2. The Cable router is receiving an address from the ISP and performing NAT.
3. The Company router and PIX have external addresses.
4. The internal network is 192.168.1.x.
5. The PIX is performing NAT and PAT.
The problem is as follows:
I can connect the 4.0 VPN client to the PIX/VPN and authenticate and establish the tunnel. However, I am unable to access any resources. I am pretty sure that this problem arises because the client machine is looking locally for the address of our Exchange(i.e.192.168.1.14) server rather than going across the VPN.
If I change the Client side address to 192.168.2.x, I am able to connect to all resources.
Will using the "isakmp nat-traversal" command solve this problem? Changing the settings at home is no problem. However, on the road, most hotels, i.e Marriott, use private address of 192.168.1.x and this causes a lot of problems.
During NAT-T negotiations, both the IPSec peers negotiate the UDP ports and also determine if they are behind a NAT/PAT device. NAT-T autodetects any NAT devices, and only encapsulates IPSec traffic when necessary. This feature is used to addresses the known incompatibilities between NAT and IPSec. Using this should help in your case.
Unfortunately, this does not seem to be the answer.
I have checked the Transparent Tunneling box for "IPSec over UDP NAT/PAT" on the client's Transport Tab. This did not work either. I do not want to involve my consultants or Cisco, if I don't have to. Any ideas?

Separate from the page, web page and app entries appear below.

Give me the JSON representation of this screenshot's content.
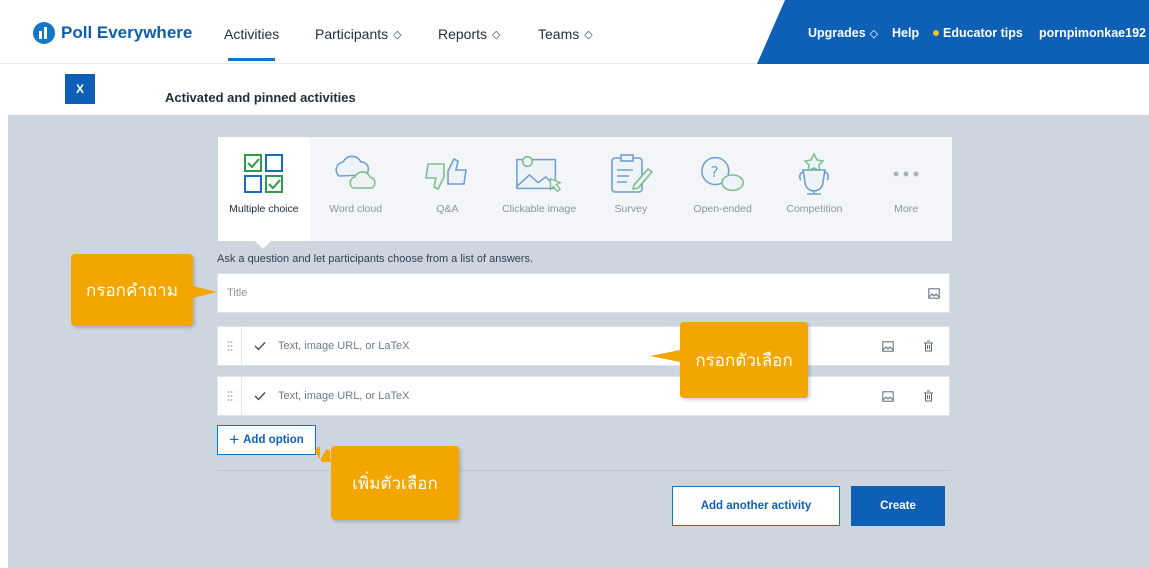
{
  "app": {
    "logo_text": "Poll Everywhere",
    "brand_color": "#0d60b6",
    "accent_color": "#f4a600"
  },
  "nav": {
    "items": [
      {
        "label": "Activities",
        "premium": false,
        "active": true
      },
      {
        "label": "Participants",
        "premium": true,
        "active": false
      },
      {
        "label": "Reports",
        "premium": true,
        "active": false
      },
      {
        "label": "Teams",
        "premium": true,
        "active": false
      }
    ],
    "upgrades": "Upgrades",
    "help": "Help",
    "educator_tips": "Educator tips",
    "username": "pornpimonkae192"
  },
  "subheader": {
    "close_label": "X",
    "title": "Activated and pinned activities"
  },
  "activity_types": [
    {
      "label": "Multiple choice",
      "icon": "multiple-choice-icon",
      "selected": true
    },
    {
      "label": "Word cloud",
      "icon": "word-cloud-icon",
      "selected": false
    },
    {
      "label": "Q&A",
      "icon": "qa-thumbs-icon",
      "selected": false
    },
    {
      "label": "Clickable image",
      "icon": "clickable-image-icon",
      "selected": false
    },
    {
      "label": "Survey",
      "icon": "survey-clipboard-icon",
      "selected": false
    },
    {
      "label": "Open-ended",
      "icon": "open-ended-icon",
      "selected": false
    },
    {
      "label": "Competition",
      "icon": "trophy-icon",
      "selected": false
    },
    {
      "label": "More",
      "icon": "more-dots-icon",
      "selected": false
    }
  ],
  "form": {
    "description": "Ask a question and let participants choose from a list of answers.",
    "title_placeholder": "Title",
    "options": [
      {
        "placeholder": "Text, image URL, or LaTeX"
      },
      {
        "placeholder": "Text, image URL, or LaTeX"
      }
    ],
    "add_option_label": "Add option",
    "add_another_label": "Add another activity",
    "create_label": "Create"
  },
  "callouts": {
    "question": "กรอกคำถาม",
    "options": "กรอกตัวเลือก",
    "add_option": "เพิ่มตัวเลือก"
  }
}
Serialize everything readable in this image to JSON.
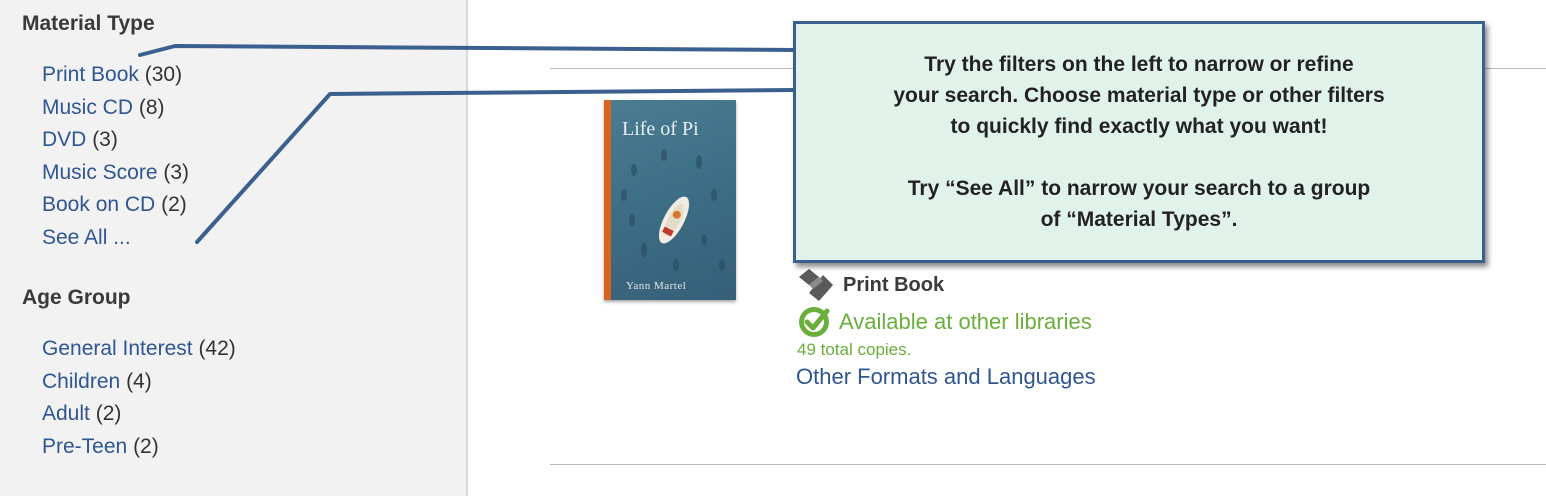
{
  "sidebar": {
    "material_type": {
      "heading": "Material Type",
      "items": [
        {
          "label": "Print Book",
          "count": "(30)"
        },
        {
          "label": "Music CD",
          "count": "(8)"
        },
        {
          "label": "DVD",
          "count": "(3)"
        },
        {
          "label": "Music Score",
          "count": "(3)"
        },
        {
          "label": "Book on CD",
          "count": "(2)"
        }
      ],
      "see_all": "See All ..."
    },
    "age_group": {
      "heading": "Age Group",
      "items": [
        {
          "label": "General Interest",
          "count": "(42)"
        },
        {
          "label": "Children",
          "count": "(4)"
        },
        {
          "label": "Adult",
          "count": "(2)"
        },
        {
          "label": "Pre-Teen",
          "count": "(2)"
        }
      ]
    }
  },
  "result": {
    "cover": {
      "title": "Life of Pi",
      "author": "Yann Martel"
    },
    "format": "Print Book",
    "availability": "Available at other libraries",
    "copies": "49 total copies.",
    "other_formats": "Other Formats and Languages"
  },
  "callout": {
    "para1": [
      "Try the filters on the left to narrow or refine",
      "your search.  Choose material type or other filters",
      "to quickly find exactly what you want!"
    ],
    "para2": [
      "Try “See All” to narrow your search to a group",
      "of “Material Types”."
    ]
  },
  "colors": {
    "link": "#2f5592",
    "available": "#6aae3b",
    "callout_bg": "#e1f2ea",
    "callout_border": "#3b5f8e"
  }
}
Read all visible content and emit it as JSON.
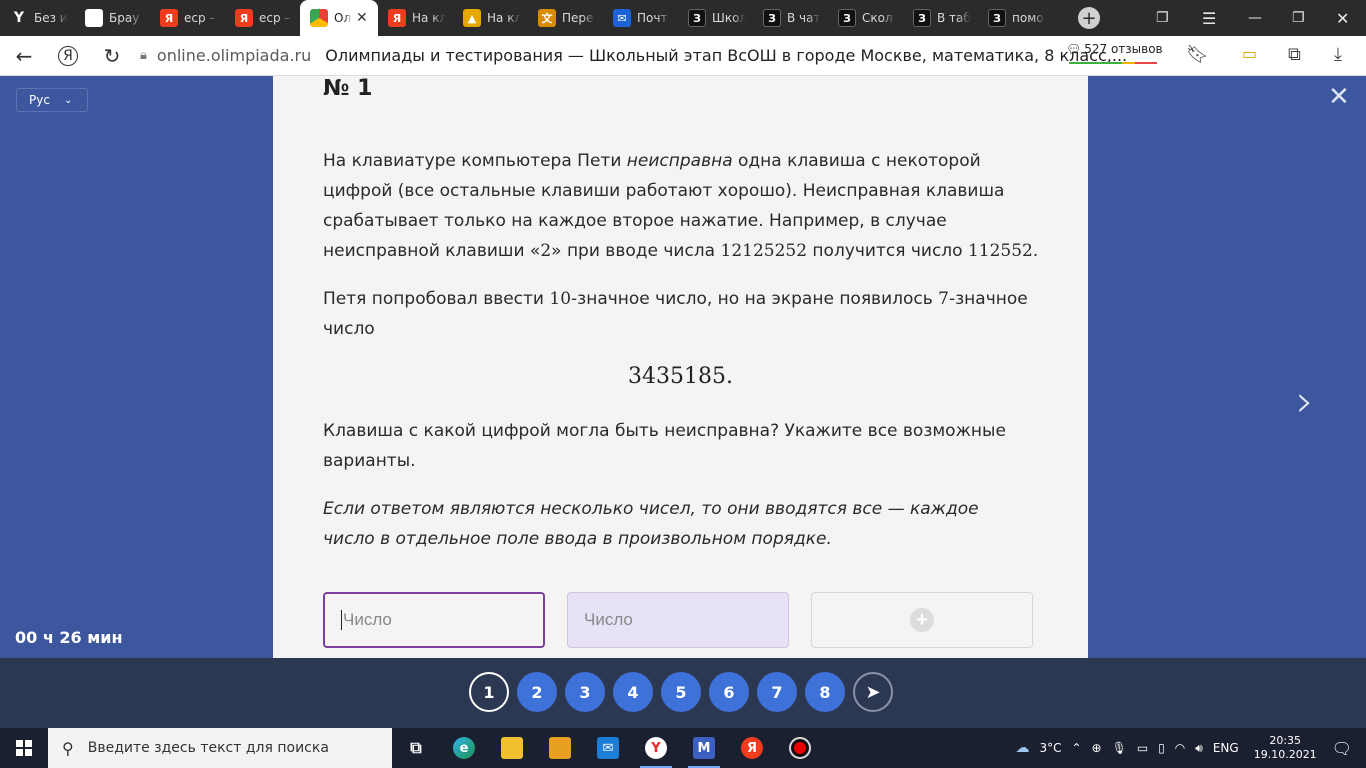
{
  "browser": {
    "tabs": [
      {
        "label": "Без и",
        "icon": "y-logo-icon"
      },
      {
        "label": "Брау",
        "icon": "yandex-browser-icon"
      },
      {
        "label": "еср –",
        "icon": "yandex-icon"
      },
      {
        "label": "еср –",
        "icon": "yandex-icon"
      },
      {
        "label": "Ол",
        "icon": "olympiad-icon",
        "active": true
      },
      {
        "label": "На кл",
        "icon": "yandex-icon"
      },
      {
        "label": "На кл",
        "icon": "image-icon"
      },
      {
        "label": "Пере",
        "icon": "translate-icon"
      },
      {
        "label": "Почт",
        "icon": "mail-icon"
      },
      {
        "label": "Школ",
        "icon": "znanija-icon"
      },
      {
        "label": "В чат",
        "icon": "znanija-icon"
      },
      {
        "label": "Скол",
        "icon": "znanija-icon"
      },
      {
        "label": "В таб",
        "icon": "znanija-icon"
      },
      {
        "label": "помо",
        "icon": "znanija-icon"
      }
    ],
    "domain": "online.olimpiada.ru",
    "page_title": "Олимпиады и тестирования — Школьный этап ВсОШ в городе Москве, математика, 8 класс,...",
    "reviews": "527 отзывов"
  },
  "page": {
    "language": "Рус",
    "timer": "00 ч 26 мин",
    "question_number": "№ 1",
    "paragraph1": {
      "a": "На клавиатуре компьютера Пети ",
      "b": "неисправна",
      "c": " одна клавиша с некоторой цифрой (все остальные клавиши работают хорошо). Неисправная клавиша срабатывает только на каждое второе нажатие. Например, в случае неисправной клавиши «",
      "d": "2",
      "e": "» при вводе числа ",
      "f": "12125252",
      "g": " получится число ",
      "h": "112552",
      "i": "."
    },
    "paragraph2": {
      "a": "Петя попробовал ввести ",
      "b": "10",
      "c": "-значное число, но на экране появилось ",
      "d": "7",
      "e": "-значное число"
    },
    "displayed_number": "3435185.",
    "question": "Клавиша с какой цифрой могла быть неисправна? Укажите все возможные варианты.",
    "note": "Если ответом являются несколько чисел, то они вводятся все — каждое число в отдельное поле ввода в произвольном порядке.",
    "answer_placeholder_1": "Число",
    "answer_placeholder_2": "Число",
    "add_field_symbol": "+"
  },
  "question_nav": {
    "items": [
      "1",
      "2",
      "3",
      "4",
      "5",
      "6",
      "7",
      "8"
    ],
    "current": "1",
    "send_icon": "send-arrow-icon"
  },
  "taskbar": {
    "search_placeholder": "Введите здесь текст для поиска",
    "temperature": "3°C",
    "language": "ENG",
    "time": "20:35",
    "date": "19.10.2021"
  },
  "colors": {
    "page_bg": "#3d579f",
    "card_bg": "#f5f4f2",
    "question_button": "#3f72d8",
    "nav_bar": "#2c3752",
    "input_focus_border": "#7a3fa0"
  }
}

Table of ContentsIntroductionVersion HistoryPossible Future
UpdatesDocuments PurposeNAT Operation in ASA 8.3+ SectionsRule Types
Network Object NATTwice NAT / Manual NATRule Types used per SectionNAT
Types used with Twice NAT / Manual NAT and Network Obje...
Table of Contents Introduction:This document describes details on how
NAT-T works. Background: ESP encrypts all critical information,
encapsulating the entire inner TCP/UDP datagram within an ESP header.
ESP is an IP protocol in the same sense that TCP an...